▶ [Problem to solve]: Using the records below, find every line that includes "JSON" and copy it.

▶ [Working data]:
%%

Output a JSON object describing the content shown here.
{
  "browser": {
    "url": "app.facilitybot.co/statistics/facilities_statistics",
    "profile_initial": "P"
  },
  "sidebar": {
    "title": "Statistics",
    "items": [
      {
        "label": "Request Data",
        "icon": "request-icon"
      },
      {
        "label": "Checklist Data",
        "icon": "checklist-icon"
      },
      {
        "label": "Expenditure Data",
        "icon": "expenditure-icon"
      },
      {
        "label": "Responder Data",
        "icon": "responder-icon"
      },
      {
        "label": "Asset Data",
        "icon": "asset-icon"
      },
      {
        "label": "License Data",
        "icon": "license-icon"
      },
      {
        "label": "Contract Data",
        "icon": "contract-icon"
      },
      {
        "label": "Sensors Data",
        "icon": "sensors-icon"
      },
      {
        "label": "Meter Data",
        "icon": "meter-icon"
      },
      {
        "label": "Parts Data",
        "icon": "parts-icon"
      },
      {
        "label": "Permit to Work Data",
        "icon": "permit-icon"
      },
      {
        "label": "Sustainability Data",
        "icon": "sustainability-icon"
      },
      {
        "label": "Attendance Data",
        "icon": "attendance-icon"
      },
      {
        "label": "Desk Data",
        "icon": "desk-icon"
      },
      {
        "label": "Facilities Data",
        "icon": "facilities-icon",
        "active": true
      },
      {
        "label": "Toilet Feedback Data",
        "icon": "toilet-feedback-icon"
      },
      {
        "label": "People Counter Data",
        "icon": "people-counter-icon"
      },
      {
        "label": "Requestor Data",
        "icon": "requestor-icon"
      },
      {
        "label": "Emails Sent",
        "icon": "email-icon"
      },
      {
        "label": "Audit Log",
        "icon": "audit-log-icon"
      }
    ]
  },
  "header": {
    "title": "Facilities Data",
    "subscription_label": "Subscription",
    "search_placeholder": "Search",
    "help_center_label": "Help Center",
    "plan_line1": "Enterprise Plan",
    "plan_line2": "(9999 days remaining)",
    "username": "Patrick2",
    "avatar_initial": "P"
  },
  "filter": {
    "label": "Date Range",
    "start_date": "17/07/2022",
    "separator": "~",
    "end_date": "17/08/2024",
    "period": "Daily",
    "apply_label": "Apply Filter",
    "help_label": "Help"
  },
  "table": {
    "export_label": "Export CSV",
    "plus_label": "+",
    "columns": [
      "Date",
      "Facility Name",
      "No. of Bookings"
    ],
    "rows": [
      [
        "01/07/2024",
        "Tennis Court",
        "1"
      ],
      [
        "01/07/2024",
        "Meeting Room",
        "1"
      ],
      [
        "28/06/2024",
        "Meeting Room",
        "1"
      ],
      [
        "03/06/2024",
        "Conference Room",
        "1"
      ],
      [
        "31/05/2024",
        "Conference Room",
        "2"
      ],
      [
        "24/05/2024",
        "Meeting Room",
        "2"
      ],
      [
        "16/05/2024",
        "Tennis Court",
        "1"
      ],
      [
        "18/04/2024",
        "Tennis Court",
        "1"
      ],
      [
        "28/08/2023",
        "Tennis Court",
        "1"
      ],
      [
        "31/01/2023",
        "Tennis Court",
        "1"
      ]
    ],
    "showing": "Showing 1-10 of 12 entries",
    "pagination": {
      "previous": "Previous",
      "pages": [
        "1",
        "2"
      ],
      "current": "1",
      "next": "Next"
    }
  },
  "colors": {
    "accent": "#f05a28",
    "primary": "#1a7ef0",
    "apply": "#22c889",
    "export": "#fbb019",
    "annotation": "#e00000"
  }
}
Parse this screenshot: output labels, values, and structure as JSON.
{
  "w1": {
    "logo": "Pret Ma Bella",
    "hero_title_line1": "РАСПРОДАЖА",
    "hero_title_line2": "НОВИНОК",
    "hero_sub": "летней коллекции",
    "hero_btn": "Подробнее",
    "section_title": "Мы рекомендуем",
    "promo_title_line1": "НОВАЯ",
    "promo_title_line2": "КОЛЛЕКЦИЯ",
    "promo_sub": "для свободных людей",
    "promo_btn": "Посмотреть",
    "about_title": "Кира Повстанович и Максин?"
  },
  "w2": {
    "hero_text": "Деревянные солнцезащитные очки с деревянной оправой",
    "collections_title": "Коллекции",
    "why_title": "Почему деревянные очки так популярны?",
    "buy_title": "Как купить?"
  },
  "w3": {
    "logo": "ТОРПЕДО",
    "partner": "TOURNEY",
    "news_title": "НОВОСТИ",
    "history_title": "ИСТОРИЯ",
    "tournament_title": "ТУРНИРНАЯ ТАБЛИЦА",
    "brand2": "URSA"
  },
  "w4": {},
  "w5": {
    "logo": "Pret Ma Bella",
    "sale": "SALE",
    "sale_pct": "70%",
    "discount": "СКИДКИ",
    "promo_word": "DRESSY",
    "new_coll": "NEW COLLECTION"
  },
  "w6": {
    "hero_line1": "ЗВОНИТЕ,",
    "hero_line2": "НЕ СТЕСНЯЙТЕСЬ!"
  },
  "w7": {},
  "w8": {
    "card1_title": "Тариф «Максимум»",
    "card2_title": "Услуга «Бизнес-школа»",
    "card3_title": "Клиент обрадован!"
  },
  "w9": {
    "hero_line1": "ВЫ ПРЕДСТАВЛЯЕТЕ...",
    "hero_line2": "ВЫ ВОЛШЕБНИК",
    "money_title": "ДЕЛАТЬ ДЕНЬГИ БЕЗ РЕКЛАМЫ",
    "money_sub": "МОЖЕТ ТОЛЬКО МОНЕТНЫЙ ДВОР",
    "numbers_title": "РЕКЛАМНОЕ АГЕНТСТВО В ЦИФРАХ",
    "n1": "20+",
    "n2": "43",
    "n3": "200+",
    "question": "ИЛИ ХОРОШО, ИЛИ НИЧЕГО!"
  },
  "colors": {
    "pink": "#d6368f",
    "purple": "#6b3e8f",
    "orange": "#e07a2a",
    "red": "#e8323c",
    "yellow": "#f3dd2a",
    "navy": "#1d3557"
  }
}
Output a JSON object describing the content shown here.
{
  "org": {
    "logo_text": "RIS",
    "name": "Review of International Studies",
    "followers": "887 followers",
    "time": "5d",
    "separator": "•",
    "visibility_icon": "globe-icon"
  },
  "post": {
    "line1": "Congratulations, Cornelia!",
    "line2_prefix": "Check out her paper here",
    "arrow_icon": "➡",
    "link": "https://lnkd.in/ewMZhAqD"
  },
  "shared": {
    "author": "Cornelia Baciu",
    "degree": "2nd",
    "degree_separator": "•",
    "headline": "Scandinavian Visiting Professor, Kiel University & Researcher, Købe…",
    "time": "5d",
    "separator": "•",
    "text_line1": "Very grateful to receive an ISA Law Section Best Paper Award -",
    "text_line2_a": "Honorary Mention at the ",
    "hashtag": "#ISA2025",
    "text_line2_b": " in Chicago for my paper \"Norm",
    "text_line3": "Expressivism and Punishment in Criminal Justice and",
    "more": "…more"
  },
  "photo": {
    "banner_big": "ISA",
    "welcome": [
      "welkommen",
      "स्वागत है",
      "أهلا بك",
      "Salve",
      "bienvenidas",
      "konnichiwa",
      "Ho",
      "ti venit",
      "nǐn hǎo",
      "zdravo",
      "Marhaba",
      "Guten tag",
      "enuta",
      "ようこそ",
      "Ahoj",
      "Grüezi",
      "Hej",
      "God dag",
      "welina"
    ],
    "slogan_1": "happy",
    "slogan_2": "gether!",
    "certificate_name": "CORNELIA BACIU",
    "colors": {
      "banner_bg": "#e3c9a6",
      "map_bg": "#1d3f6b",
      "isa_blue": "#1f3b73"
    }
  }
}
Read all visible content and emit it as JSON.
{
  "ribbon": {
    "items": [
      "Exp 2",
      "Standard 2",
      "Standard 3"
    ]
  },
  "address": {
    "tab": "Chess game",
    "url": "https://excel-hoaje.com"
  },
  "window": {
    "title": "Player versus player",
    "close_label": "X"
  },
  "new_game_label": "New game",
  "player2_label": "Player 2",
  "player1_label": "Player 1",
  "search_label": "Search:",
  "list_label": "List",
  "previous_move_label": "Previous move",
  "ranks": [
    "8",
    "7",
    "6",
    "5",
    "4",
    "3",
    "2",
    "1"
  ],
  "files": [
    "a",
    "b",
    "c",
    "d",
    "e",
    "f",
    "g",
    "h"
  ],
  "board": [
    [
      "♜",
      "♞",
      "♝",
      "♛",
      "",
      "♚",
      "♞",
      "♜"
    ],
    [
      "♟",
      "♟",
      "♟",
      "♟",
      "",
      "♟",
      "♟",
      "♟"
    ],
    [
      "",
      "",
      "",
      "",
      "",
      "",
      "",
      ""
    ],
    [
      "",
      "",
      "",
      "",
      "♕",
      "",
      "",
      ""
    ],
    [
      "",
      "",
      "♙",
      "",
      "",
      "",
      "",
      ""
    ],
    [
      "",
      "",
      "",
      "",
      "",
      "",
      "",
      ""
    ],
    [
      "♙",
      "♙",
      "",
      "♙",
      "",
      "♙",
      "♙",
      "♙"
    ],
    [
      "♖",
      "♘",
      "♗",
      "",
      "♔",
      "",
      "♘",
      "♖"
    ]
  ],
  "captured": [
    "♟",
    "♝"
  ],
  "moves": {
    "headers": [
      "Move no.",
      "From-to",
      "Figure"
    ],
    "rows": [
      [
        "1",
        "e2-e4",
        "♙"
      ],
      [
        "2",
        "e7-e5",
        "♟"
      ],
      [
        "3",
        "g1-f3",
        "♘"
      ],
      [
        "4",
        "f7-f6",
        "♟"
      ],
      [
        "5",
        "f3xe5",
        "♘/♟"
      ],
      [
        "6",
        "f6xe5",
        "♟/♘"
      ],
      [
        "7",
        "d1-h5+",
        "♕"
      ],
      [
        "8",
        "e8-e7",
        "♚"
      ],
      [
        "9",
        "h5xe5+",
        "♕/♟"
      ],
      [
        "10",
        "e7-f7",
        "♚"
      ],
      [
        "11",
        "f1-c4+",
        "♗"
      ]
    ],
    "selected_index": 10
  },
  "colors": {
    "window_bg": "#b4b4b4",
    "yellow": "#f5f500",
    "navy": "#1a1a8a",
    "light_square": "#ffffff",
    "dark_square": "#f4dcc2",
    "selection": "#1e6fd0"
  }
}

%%

▶ [Solution to the problem]:
Output a JSON object describing the content shown here.
Parse this screenshot: output labels, values, and structure as JSON.
Output a JSON object describing the content shown here.
Read all visible content and emit it as JSON.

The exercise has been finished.